Metro stations: Place-Saint-Henri, Lionel-Groulx.
Parking: 500 spaces.
One of the largest open-air markets in North America, the Jean-Talon market, named after the first steward of Nouvelle-France, was inaugurated in 1933. Open summer and winter, the effervescence is constant.
Since the opening of this venerable “village in the city”, all of Montreal’s multi-ethnicity has come together here. Greeks, Italians, Portuguese, Quebecers, Pakistanis, North Africans and West Indians from Villeray, Parc-Extension, Outremont and the Petite Patrie region have been meeting there in a happy sharing of flavours, aromas, dialects, patois and languages. In December, we buy there our Christmas tree and turkey, in June our begonias and our first wild strawberries, and in August and fall our corn, tomatoes and vegetables to make the preserves that “taste like heaven”. Culinary workshops and gourmet tours will pleasantly complete your visit. In fact, I suspect that Terry has drawn some of the secrets of his wonderful Italian recipes.
The Jean-Talon market is located in the heart of Little Italy, at the corner of Henri-Julien and Jean-Talon streets.
Metro stations: De Castelnau, Parc, Jean-Talon, Beaubien.
Parking: 410 spaces.
It was at the beginning of the 20th Century that the Maisonneuve Market opened its doors in the heart of Hochelaga’s working-class district, today’s Mercier-Hochelaga-Maisonneuve borough.
After being closed for several years, the market resumed its activities in 1980 following the insistence of the neighbourhood’s citizens to the municipal administration. A new building now houses bakeries, cheese dairies, butchers, fishmongers and market gardeners.

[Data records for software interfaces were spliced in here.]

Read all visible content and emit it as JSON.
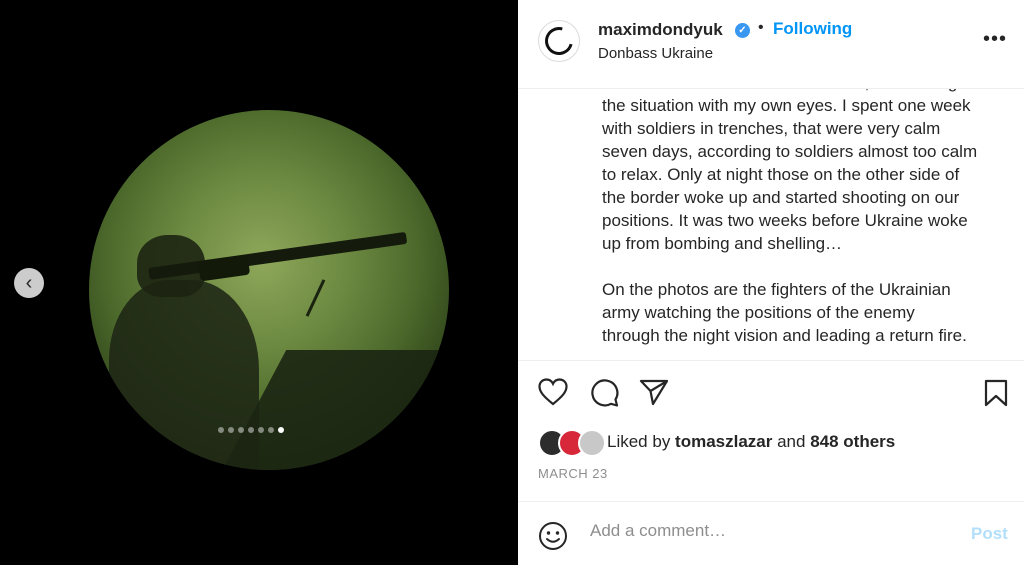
{
  "post": {
    "username": "maximdondyuk",
    "verified_icon": "verified-badge-icon",
    "separator": "•",
    "follow_label": "Following",
    "location": "Donbass Ukraine",
    "more_label": "•••"
  },
  "media": {
    "prev_label": "‹",
    "slide_count": 7,
    "active_slide": 7
  },
  "caption": {
    "text": "the borderline with so-called LDNR, and seeing\nthe situation with my own eyes. I spent one week\nwith soldiers in trenches, that were very calm\nseven days, according to soldiers almost too calm\nto relax. Only at night those on the other side of\nthe border woke up and started shooting on our\npositions. It was two weeks before Ukraine woke\nup from bombing and shelling…\n\nOn the photos are the fighters of the Ukrainian\narmy watching the positions of the enemy\nthrough the night vision and leading a return fire."
  },
  "actions": {
    "icons": [
      "heart-icon",
      "comment-icon",
      "share-icon",
      "bookmark-icon"
    ]
  },
  "likes": {
    "prefix": "Liked by ",
    "user": "tomaszlazar",
    "middle": " and ",
    "others": "848 others"
  },
  "date": "MARCH 23",
  "comment": {
    "placeholder": "Add a comment…",
    "post_label": "Post"
  },
  "colors": {
    "accent": "#0095f6",
    "post_disabled": "#b2dffc",
    "verified": "#3897f0"
  }
}
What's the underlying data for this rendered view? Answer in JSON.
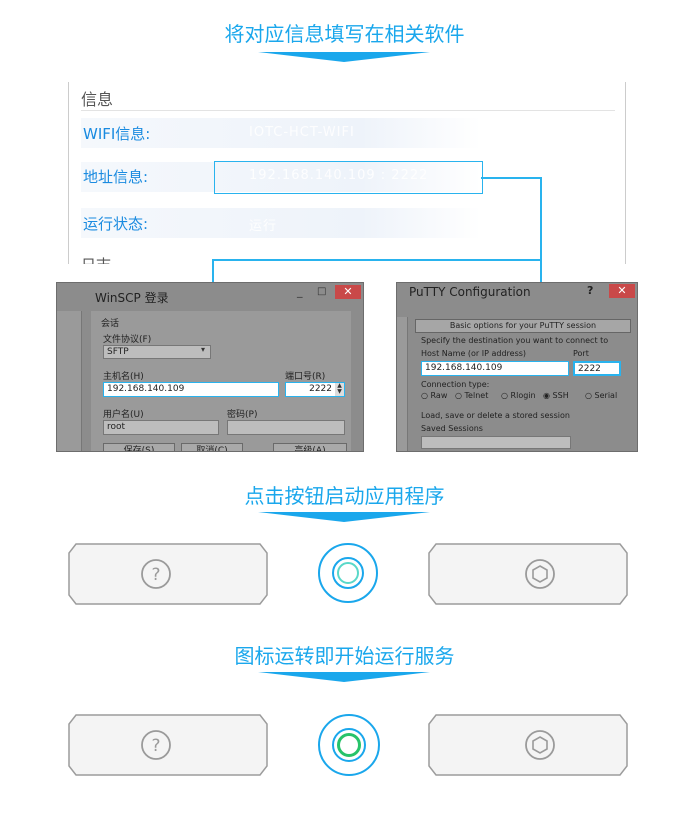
{
  "step1": {
    "title": "将对应信息填写在相关软件"
  },
  "info": {
    "header": "信息",
    "wifi_label": "WIFI信息:",
    "wifi_value": "IOTC-HCT-WIFI",
    "addr_label": "地址信息:",
    "addr_value": "192.168.140.109 : 2222",
    "status_label": "运行状态:",
    "status_value": "运行",
    "log_label": "日志"
  },
  "winscp": {
    "title": "WinSCP 登录",
    "minimize": "_",
    "maximize": "□",
    "close": "✕",
    "session_label": "会话",
    "protocol_label": "文件协议(F)",
    "protocol_value": "SFTP",
    "host_label": "主机名(H)",
    "host_value": "192.168.140.109",
    "port_label": "端口号(R)",
    "port_value": "2222",
    "user_label": "用户名(U)",
    "user_value": "root",
    "password_label": "密码(P)",
    "save_btn": "保存(S)",
    "cancel_btn": "取消(C)",
    "advanced_btn": "高级(A)"
  },
  "putty": {
    "title": "PuTTY Configuration",
    "help": "?",
    "close": "✕",
    "section": "Basic options for your PuTTY session",
    "dest_label": "Specify the destination you want to connect to",
    "host_label": "Host Name (or IP address)",
    "port_label": "Port",
    "host_value": "192.168.140.109",
    "port_value": "2222",
    "conn_label": "Connection type:",
    "conn_options": [
      "Raw",
      "Telnet",
      "Rlogin",
      "SSH",
      "Serial"
    ],
    "conn_selected": "SSH",
    "load_label": "Load, save or delete a stored session",
    "saved_label": "Saved Sessions"
  },
  "step2": {
    "title": "点击按钮启动应用程序"
  },
  "step3": {
    "title": "图标运转即开始运行服务"
  },
  "colors": {
    "accent": "#1aa7ec",
    "active_ring": "#27c36a"
  }
}
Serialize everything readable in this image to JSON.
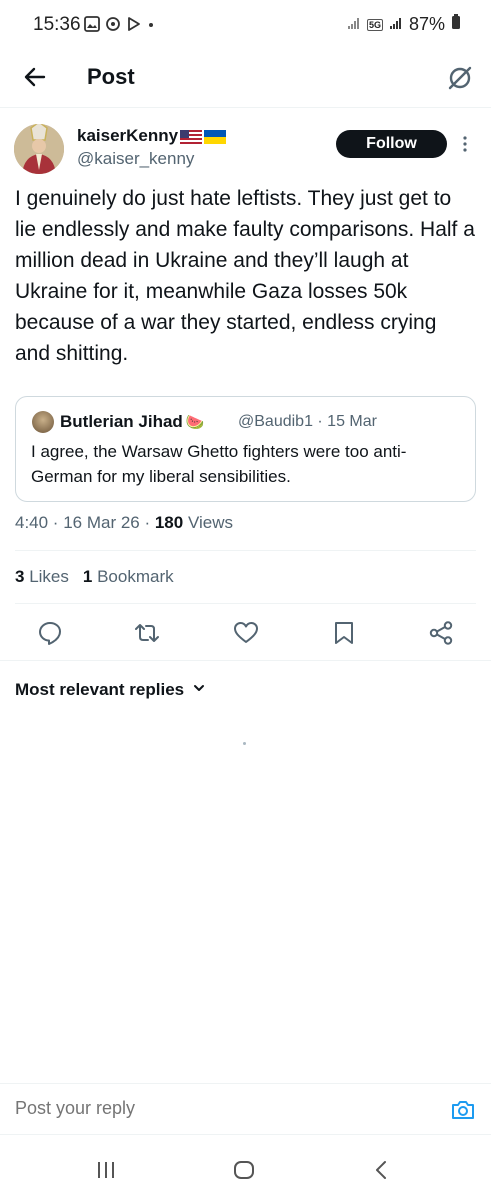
{
  "status_bar": {
    "time": "15:36",
    "network": "5G",
    "battery": "87%",
    "left_icons": [
      "image-icon",
      "sync-icon",
      "play-store-icon",
      "dot-icon"
    ],
    "right_icons": [
      "signal-icon",
      "network-5g-icon",
      "signal-icon",
      "battery-icon"
    ]
  },
  "header": {
    "title": "Post",
    "back_icon": "arrow-left-icon",
    "grok_icon": "grok-icon"
  },
  "post": {
    "author_name": "kaiserKenny",
    "author_flags": [
      "us-flag",
      "ukraine-flag"
    ],
    "author_handle": "@kaiser_kenny",
    "follow_label": "Follow",
    "text": "I genuinely do just hate leftists. They just get to lie endlessly and make faulty comparisons. Half a million dead in Ukraine and they’ll laugh at Ukraine for it, meanwhile Gaza losses 50k because of a war they started, endless crying and shitting.",
    "time": "4:40 · 16 Mar 26 · ",
    "views_count": "180",
    "views_label": " Views",
    "likes_count": "3",
    "likes_label": " Likes",
    "bookmarks_count": "1",
    "bookmarks_label": " Bookmark"
  },
  "quote": {
    "author_name": "Butlerian Jihad",
    "author_emoji": "🍉",
    "meta": "@Baudib1 · 15 Mar",
    "text": "I agree, the Warsaw Ghetto fighters were too anti-German for my liberal sensibilities."
  },
  "actions": [
    "reply-icon",
    "retweet-icon",
    "like-icon",
    "bookmark-icon",
    "share-icon"
  ],
  "replies": {
    "filter_label": "Most relevant replies"
  },
  "reply_bar": {
    "placeholder": "Post your reply"
  },
  "colors": {
    "text": "#0f1419",
    "secondary": "#536471",
    "accent": "#1d9bf0",
    "border": "#cfd9de"
  }
}
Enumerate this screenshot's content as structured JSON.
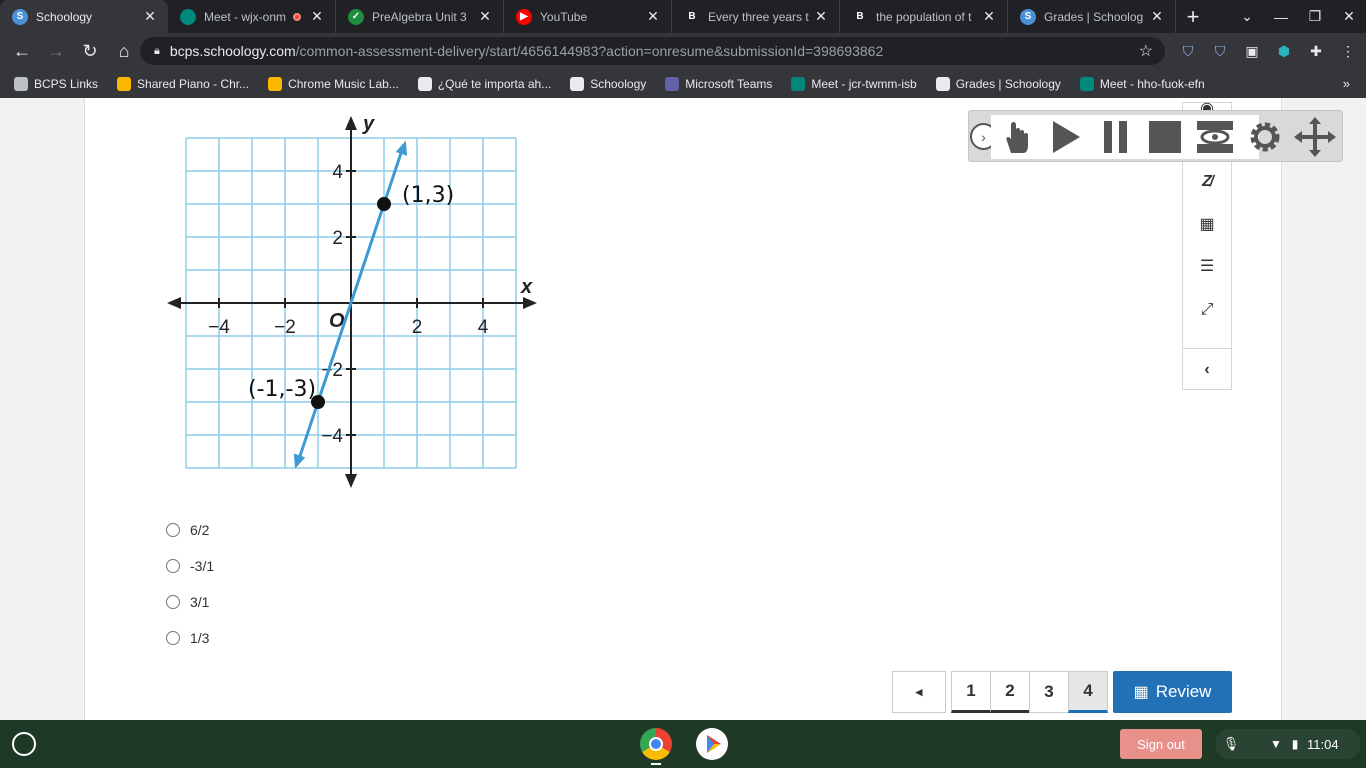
{
  "browser": {
    "tabs": [
      {
        "title": "Schoology",
        "icon": "schoology-icon",
        "color": "#4a90d9",
        "letter": "S",
        "active": true
      },
      {
        "title": "Meet - wjx-onm",
        "icon": "google-meet-icon",
        "color": "#00897b",
        "letter": "",
        "recording": true
      },
      {
        "title": "PreAlgebra Unit 3",
        "icon": "classroom-icon",
        "color": "#1e8e3e",
        "letter": "✓"
      },
      {
        "title": "YouTube",
        "icon": "youtube-icon",
        "color": "#ff0000",
        "letter": "▶"
      },
      {
        "title": "Every three years t",
        "icon": "brainly-icon",
        "color": "#202124",
        "letter": "B"
      },
      {
        "title": "the population of t",
        "icon": "brainly-icon",
        "color": "#202124",
        "letter": "B"
      },
      {
        "title": "Grades | Schoolog",
        "icon": "schoology-icon",
        "color": "#4a90d9",
        "letter": "S"
      }
    ],
    "new_tab_label": "+",
    "url_host": "bcps.schoology.com",
    "url_path": "/common-assessment-delivery/start/4656144983?action=onresume&submissionId=398693862",
    "bookmarks": [
      {
        "label": "BCPS Links",
        "icon": "folder-icon",
        "color": "#bdc1c6"
      },
      {
        "label": "Shared Piano - Chr...",
        "icon": "chrome-music-lab-icon",
        "color": "#f9b700"
      },
      {
        "label": "Chrome Music Lab...",
        "icon": "chrome-music-lab-icon",
        "color": "#f9b700"
      },
      {
        "label": "¿Qué te importa ah...",
        "icon": "schoology-icon",
        "color": "#e8eaed"
      },
      {
        "label": "Schoology",
        "icon": "schoology-icon",
        "color": "#e8eaed"
      },
      {
        "label": "Microsoft Teams",
        "icon": "teams-icon",
        "color": "#6264a7"
      },
      {
        "label": "Meet - jcr-twmm-isb",
        "icon": "google-meet-icon",
        "color": "#00897b"
      },
      {
        "label": "Grades | Schoology",
        "icon": "schoology-icon",
        "color": "#e8eaed"
      },
      {
        "label": "Meet - hho-fuok-efn",
        "icon": "google-meet-icon",
        "color": "#00897b"
      }
    ],
    "bookmarks_overflow": "»"
  },
  "question": {
    "graph": {
      "axis_x_label": "x",
      "axis_y_label": "y",
      "origin_label": "O",
      "x_ticks": [
        "−4",
        "−2",
        "2",
        "4"
      ],
      "y_ticks": [
        "4",
        "2",
        "−2",
        "−4"
      ],
      "points": [
        {
          "label": "(1,3)",
          "x": 1,
          "y": 3
        },
        {
          "label": "(-1,-3)",
          "x": -1,
          "y": -3
        }
      ],
      "line_color": "#3d9bd6",
      "grid_color": "#8fcde8"
    },
    "choices": [
      {
        "label": "6/2",
        "selected": false
      },
      {
        "label": "-3/1",
        "selected": false
      },
      {
        "label": "3/1",
        "selected": false
      },
      {
        "label": "1/3",
        "selected": false
      }
    ]
  },
  "pagination": {
    "prev_label": "◂",
    "pages": [
      "1",
      "2",
      "3",
      "4"
    ],
    "current_page": "4",
    "review_label": "Review"
  },
  "shelf": {
    "sign_out_label": "Sign out",
    "time": "11:04"
  }
}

In addition to the quality fresh products that abound at the Maisonneuve Market, festive activities such as the Maple Festival and tastings of local products follow one another.
It’s the perfect example of a neighbourhood public market!
The Maisonneuve Market is located at the corner of Ontario East and William David Streets.
Metro and bus: Pie-IX station and bus 125.
It is the oldest public market in Montreal. It was established in 1845. Located near the Lachine Canal, at the time Canada’s main industrial axis, the Lachine Market was at the heart of Montreal’s economy.
The Lachine market is open year-round. In the summer, the market gardeners offer fine herbs, flowers and of course strawberries, raspberries, blueberries and a panoply of fresh vegetables, from tomatoes to lettuce, squash, eggplant, asparagus, fiddlehead greens and garlic from here. In summer and fall, the Lachine Market is a fireworks display of colors, flavors and fragrances!
During the holiday season, to finance its operations, the Maison des Jeunes de Lachine sells magnificent Christmas trees and it is the smell of the trees that fills the air with the first snowflakes of December.
The Lachine Market is located at the corner of Notre-Dame Street and 18th Avenue. It is accessible by bike via the Lachine Canal bike path, on foot or by car.
Parking is available.
Marché de l’Ouest.
The Marché de l’Ouest brings together fine grocery stores, a fruit store, bakeries and pastry stores, cheese shops, butchers, caterers and a food court. You will find bagels at Hansel & Bagels, a wide variety of fresh fish at Pêche Pêche and more than 60 kinds of high-quality, nitrate- and gluten-free sausages at Saucissier de l’Ouest.
Other public markets in Montreal
Montreal also has several neighbourhood markets, including:
- Place Jacques-Cartier market, corner Notre-Dame/Saint-Paul (Champ-de-Mars metro),
- Plateau-Mont-Royal market, corner Mont-Royal/Berri (Mont-Royal metro),
- Square Saint-Louis market, corner Cherrier/Saint-Denis (Sherbrooke metro),
- Papineau metro market, corner Cartier/Sainte-Catherine.
The essence of Terry’s recipes
The essence of Terry’s culinary secrets are based on fresh ingredients grown with care, and quality meats from animals raised as naturally as possible.
“Eating well is a way of thanking all the local men and women who devote their lives to the land and show their animals the utmost respect. Eating well is paying tribute to life!”